BEGIN Excerpted data

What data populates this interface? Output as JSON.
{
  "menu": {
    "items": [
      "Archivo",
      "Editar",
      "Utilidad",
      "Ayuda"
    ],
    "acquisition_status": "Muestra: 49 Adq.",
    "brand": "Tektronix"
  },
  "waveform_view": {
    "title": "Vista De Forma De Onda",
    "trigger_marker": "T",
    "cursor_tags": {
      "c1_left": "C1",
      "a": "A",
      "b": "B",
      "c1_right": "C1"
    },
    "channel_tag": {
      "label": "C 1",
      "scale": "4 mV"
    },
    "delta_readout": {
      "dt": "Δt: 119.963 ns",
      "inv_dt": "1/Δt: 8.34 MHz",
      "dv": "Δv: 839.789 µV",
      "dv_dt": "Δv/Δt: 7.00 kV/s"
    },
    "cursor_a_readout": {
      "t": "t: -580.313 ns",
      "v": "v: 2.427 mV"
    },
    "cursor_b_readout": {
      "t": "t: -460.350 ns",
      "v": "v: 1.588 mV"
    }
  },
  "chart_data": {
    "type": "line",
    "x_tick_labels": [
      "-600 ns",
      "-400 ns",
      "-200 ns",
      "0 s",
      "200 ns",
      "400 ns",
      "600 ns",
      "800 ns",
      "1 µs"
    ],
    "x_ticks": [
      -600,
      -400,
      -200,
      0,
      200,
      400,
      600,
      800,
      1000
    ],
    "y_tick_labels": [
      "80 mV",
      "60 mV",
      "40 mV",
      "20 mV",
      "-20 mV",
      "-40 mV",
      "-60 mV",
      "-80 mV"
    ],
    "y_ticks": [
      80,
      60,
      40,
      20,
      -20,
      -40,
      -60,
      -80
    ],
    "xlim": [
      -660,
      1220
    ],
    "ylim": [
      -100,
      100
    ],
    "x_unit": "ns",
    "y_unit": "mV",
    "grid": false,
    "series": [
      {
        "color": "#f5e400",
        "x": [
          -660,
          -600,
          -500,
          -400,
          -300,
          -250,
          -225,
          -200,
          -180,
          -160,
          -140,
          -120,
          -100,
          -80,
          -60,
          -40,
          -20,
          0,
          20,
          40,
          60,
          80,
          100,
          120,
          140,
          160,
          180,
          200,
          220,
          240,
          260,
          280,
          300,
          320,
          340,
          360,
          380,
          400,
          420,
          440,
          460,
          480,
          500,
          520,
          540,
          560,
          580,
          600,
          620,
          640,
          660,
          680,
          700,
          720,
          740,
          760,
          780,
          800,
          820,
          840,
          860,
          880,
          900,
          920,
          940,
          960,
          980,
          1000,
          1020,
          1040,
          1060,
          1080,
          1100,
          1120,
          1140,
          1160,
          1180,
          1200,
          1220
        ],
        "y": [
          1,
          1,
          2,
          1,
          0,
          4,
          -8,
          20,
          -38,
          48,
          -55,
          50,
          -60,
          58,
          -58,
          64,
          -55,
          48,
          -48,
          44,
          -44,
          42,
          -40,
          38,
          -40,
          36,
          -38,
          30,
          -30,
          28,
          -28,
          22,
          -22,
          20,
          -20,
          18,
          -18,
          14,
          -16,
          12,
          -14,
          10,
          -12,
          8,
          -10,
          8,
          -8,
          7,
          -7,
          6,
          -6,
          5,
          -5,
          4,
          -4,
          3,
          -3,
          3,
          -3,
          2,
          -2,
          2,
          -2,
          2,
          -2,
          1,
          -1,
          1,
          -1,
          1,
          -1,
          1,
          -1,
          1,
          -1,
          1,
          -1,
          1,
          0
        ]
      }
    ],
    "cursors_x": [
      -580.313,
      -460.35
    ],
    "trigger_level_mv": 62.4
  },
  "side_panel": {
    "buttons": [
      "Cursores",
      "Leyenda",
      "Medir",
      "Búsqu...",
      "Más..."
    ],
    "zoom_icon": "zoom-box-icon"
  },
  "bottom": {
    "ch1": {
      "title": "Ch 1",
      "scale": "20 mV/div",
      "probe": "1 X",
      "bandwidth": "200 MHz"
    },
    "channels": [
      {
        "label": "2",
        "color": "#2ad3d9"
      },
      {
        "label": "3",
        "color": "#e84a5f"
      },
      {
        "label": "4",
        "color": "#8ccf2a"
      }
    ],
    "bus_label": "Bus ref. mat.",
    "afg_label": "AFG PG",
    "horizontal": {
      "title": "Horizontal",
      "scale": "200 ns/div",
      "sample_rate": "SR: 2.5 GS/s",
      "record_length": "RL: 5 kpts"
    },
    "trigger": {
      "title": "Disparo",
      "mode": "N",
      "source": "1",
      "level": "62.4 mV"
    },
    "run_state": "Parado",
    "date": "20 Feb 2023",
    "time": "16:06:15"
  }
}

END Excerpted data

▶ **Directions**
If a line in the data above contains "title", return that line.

▶ **Answer space**
    "title": "Vista De Forma De Onda",
      "title": "Ch 1",
      "title": "Horizontal",
      "title": "Disparo",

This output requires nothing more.